• [Source data]
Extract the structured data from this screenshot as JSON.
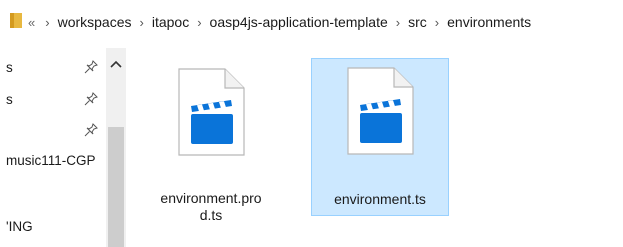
{
  "address_bar": {
    "overflow": "«",
    "breadcrumbs": [
      "workspaces",
      "itapoc",
      "oasp4js-application-template",
      "src",
      "environments"
    ]
  },
  "nav_pane": {
    "items": [
      {
        "label": "s",
        "pinned": true
      },
      {
        "label": "s",
        "pinned": true
      },
      {
        "label": "",
        "pinned": true
      },
      {
        "label": "music111-CGP",
        "pinned": false
      },
      {
        "label": "'ING",
        "pinned": false
      }
    ]
  },
  "files": [
    {
      "name": "environment.pro\nd.ts",
      "line1": "environment.pro",
      "line2": "d.ts",
      "selected": false,
      "icon": "video-clapper-file-icon"
    },
    {
      "name": "environment.ts",
      "line1": "environment.ts",
      "line2": "",
      "selected": true,
      "icon": "video-clapper-file-icon"
    }
  ],
  "colors": {
    "selection_bg": "#cce8ff",
    "selection_border": "#99d1ff",
    "clapper_blue": "#0a74d9"
  }
}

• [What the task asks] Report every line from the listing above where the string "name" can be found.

• [Written answer]
      "name": "environment.pro\nd.ts",
      "name": "environment.ts",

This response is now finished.